to arouse or stir up the emotions or feelings of: to excite a person to anger; actions that excited his father's wrath.
to arouse or stir up (emotions or feelings): to excite jealousy or hatred.
to cause; awaken: to excite interest or curiosity.
to stir to action; provoke or stir up: to excite a dog by baiting him.
Physiology. to stimulate: to excite a nerve.
Electricity. to supply with electricity for producing electric activity or a magnetic field: to excite a dynamo.
Physics. to raise (an atom, molecule, etc.) to an excited state.
- pre·ex·cite, verb (used with object), pre·ex·cit·ed, pre·ex·cit·ing.
Dictionary.com Unabridged Based on the Random House Unabridged Dictionary, © Random House, Inc. 2023
How to use excite in a sentence
Selin is at first excited by math when she has the idea that it’s a language of pure signs, where there is no space at all between signifier and signified because they’re the same thing.The true love story in Elif Batuman’s The Idiot is a love affair with language | Constance Grady | September 11, 2020 | Vox
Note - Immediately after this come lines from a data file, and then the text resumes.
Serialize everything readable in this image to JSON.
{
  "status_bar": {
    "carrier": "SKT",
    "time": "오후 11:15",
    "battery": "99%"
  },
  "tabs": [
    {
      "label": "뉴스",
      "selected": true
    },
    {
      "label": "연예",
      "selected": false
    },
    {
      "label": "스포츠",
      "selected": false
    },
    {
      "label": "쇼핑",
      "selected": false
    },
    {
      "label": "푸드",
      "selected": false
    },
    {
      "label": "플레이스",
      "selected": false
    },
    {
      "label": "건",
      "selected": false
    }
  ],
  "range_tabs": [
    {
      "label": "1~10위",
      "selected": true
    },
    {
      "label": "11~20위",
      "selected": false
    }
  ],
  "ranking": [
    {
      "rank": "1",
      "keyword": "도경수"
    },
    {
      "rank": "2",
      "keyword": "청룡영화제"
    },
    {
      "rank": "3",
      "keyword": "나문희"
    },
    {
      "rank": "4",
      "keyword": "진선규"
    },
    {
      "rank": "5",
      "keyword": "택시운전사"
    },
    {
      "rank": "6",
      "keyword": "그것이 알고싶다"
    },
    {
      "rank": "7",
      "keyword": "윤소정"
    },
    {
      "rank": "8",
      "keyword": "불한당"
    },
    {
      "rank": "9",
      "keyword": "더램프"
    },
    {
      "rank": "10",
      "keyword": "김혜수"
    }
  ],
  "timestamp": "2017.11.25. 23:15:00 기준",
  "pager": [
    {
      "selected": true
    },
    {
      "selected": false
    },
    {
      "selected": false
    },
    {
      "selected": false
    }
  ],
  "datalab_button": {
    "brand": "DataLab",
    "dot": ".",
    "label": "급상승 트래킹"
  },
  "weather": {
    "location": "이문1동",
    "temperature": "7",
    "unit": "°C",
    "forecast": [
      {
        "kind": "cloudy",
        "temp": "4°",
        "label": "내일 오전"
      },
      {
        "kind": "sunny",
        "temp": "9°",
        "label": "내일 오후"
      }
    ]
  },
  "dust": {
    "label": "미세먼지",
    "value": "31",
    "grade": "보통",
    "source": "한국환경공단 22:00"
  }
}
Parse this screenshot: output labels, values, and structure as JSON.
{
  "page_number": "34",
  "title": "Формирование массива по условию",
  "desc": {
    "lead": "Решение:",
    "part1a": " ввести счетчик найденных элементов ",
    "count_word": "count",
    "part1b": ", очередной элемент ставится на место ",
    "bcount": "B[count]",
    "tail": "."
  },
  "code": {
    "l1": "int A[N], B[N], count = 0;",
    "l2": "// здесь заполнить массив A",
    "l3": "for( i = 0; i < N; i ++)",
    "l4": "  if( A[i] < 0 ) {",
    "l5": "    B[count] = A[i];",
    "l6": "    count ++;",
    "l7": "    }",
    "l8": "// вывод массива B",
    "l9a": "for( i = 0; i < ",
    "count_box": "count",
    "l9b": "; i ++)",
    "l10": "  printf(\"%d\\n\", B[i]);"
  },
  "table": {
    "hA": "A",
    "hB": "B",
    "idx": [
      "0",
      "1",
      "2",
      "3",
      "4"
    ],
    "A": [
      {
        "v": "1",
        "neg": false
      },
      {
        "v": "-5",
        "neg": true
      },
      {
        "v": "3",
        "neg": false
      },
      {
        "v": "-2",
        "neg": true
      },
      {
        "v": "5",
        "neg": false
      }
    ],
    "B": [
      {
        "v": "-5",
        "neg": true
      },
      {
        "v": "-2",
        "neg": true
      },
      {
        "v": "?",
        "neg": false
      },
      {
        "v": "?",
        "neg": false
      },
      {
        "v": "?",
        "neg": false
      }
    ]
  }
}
Parents want their children to be excited and inspired, not bullied or devalued.Our Public Schools Have a Customer Service Problem | Thomas Courtney | September 10, 2020 | Voice of San Diego
For my own work, I’m excited at the prospect of concentrating more on the artistic vision and execution and less on triangle counts.Epic Games’ Insane Video Game Graphics Demo Explained in Simple Terms | Aaron Frank | May 24, 2020 | Singularity Hub
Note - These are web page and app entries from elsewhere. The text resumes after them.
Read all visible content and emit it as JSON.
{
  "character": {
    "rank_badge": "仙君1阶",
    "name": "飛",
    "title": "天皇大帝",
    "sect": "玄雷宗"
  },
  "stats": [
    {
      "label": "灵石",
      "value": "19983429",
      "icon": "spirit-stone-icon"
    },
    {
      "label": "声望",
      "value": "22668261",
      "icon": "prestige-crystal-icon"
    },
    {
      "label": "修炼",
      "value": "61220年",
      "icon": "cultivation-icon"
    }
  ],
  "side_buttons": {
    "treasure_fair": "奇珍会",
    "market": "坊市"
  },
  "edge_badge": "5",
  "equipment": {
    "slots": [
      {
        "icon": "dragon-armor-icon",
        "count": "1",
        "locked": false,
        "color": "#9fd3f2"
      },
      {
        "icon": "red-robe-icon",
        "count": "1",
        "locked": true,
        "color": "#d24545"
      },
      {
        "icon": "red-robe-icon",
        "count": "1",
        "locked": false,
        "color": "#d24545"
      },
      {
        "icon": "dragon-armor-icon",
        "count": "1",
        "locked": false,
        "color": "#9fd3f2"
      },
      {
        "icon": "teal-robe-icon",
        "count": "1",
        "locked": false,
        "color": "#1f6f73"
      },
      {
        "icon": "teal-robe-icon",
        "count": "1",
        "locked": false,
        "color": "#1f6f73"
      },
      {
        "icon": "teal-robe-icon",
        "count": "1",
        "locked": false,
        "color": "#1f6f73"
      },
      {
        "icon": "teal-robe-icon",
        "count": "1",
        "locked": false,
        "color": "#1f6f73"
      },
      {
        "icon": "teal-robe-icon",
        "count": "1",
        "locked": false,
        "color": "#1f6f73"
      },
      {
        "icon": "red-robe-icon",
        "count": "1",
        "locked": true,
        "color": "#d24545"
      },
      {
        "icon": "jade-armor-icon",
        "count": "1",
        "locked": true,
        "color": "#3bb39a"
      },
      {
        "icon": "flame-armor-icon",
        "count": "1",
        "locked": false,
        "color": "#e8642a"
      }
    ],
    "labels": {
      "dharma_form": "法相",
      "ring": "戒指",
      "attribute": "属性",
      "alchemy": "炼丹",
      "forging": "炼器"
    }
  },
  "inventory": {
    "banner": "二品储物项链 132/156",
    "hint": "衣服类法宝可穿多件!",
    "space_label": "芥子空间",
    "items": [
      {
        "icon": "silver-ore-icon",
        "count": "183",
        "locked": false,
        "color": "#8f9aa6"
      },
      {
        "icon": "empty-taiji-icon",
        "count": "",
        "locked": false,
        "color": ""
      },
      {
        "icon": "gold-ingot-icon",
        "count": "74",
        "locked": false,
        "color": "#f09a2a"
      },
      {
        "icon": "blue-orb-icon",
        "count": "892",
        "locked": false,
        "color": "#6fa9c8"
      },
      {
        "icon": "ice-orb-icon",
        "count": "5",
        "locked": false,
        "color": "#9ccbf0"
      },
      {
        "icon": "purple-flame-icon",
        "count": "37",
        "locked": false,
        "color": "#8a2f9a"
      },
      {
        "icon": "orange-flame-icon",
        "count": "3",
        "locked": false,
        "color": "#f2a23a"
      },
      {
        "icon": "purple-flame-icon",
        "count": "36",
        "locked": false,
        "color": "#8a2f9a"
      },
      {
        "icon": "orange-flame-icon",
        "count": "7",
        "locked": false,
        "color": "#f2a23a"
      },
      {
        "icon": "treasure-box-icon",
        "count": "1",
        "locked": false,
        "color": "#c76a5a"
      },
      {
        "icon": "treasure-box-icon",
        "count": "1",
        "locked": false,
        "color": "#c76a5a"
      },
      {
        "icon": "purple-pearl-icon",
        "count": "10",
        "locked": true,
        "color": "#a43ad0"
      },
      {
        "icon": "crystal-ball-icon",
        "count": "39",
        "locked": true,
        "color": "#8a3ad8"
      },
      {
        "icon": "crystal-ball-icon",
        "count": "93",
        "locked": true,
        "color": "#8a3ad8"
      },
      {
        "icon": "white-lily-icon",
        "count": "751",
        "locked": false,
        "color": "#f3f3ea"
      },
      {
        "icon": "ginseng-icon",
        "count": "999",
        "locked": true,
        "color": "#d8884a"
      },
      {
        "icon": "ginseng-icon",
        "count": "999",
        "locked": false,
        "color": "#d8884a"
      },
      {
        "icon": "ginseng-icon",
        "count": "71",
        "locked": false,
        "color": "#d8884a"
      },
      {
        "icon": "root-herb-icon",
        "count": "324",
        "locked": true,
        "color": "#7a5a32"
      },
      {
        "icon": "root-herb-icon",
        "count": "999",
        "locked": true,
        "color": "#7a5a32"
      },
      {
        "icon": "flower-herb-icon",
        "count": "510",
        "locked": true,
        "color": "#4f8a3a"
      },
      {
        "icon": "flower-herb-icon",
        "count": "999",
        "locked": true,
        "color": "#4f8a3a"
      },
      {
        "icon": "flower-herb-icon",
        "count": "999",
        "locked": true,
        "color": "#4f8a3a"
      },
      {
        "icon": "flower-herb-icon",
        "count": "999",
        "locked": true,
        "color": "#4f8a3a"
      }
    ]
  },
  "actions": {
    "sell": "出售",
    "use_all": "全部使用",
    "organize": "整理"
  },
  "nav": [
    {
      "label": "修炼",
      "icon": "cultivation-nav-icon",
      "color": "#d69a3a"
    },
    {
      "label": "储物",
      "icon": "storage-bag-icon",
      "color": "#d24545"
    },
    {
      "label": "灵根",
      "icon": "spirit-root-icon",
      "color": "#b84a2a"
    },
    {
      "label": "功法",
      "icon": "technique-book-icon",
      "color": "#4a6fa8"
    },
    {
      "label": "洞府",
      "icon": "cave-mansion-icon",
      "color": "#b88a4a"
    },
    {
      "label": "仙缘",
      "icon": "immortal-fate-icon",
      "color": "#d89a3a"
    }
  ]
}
The green stripes are caused when a downpour of electrons excites oxygen atoms.Newfound ‘dunes’ is among weirdest of northern lights | Maria Temming | March 9, 2020 | Science News For Students
They excite people, and primaries tend to be dominated by voters who are the most excited.
Sticks and stones may break my bones / but chains and whips excite me.
Condon is proud to be different, to work on the projects that excite him.
“Contact tracing” sounds like something that would excite only the grimmest of health-care operations implementation scientists.
Aurora Snow canvassed the adult industry to see which television shows excite its XXX talent.What Porn Stars Find Sexy on TV: From ‘Game of Thrones’ to ‘Deadliest Catch’ | Aurora Snow | September 20, 2014 | THE DAILY BEAST
When he came out on the stage the applause was tremendous, and enough in itself to excite and electrify one.Music-Study in Germany | Amy Fay
But the observation he thoughtlessly uttered in French seemed to excite the peasant's attention.
If a merry dance is produced by the agile bow, its sympathetic tones at once excite a corresponding feeling.Violins and Violin Makers | Joseph Pearce
We don't even have real big prizes—just a dinky little spoon sitting up on the mantel-piece to excite us as if it was a tiara.Ancestors | Gertrude Atherton
The man called Shiv was driving Delancy's get-away car at a conservative pace so as not to excite suspicion.
British Dictionary definitions for excite
to arouse (a person) to strong feeling, esp to pleasurable anticipation or nervous agitation
to arouse or elicit (an emotion, response, etc); evoke: her answers excited curiosity
to cause or bring about; stir up: to excite a rebellion
to arouse sexually
physiol to cause a response in or increase the activity of (an organ, tissue, or part); stimulate
to raise (an atom, molecule, electron, nucleus, etc) from the ground state to a higher energy level
to supply electricity to (the coils of a generator or motor) in order to create a magnetic field
to supply a signal to a stage of an active electronic circuit
Collins English Dictionary - Complete & Unabridged 2012 Digital Edition © William Collins Sons & Co. Ltd. 1979, 1986 © HarperCollins Publishers 1998, 2000, 2003, 2005, 2006, 2007, 2009, 2012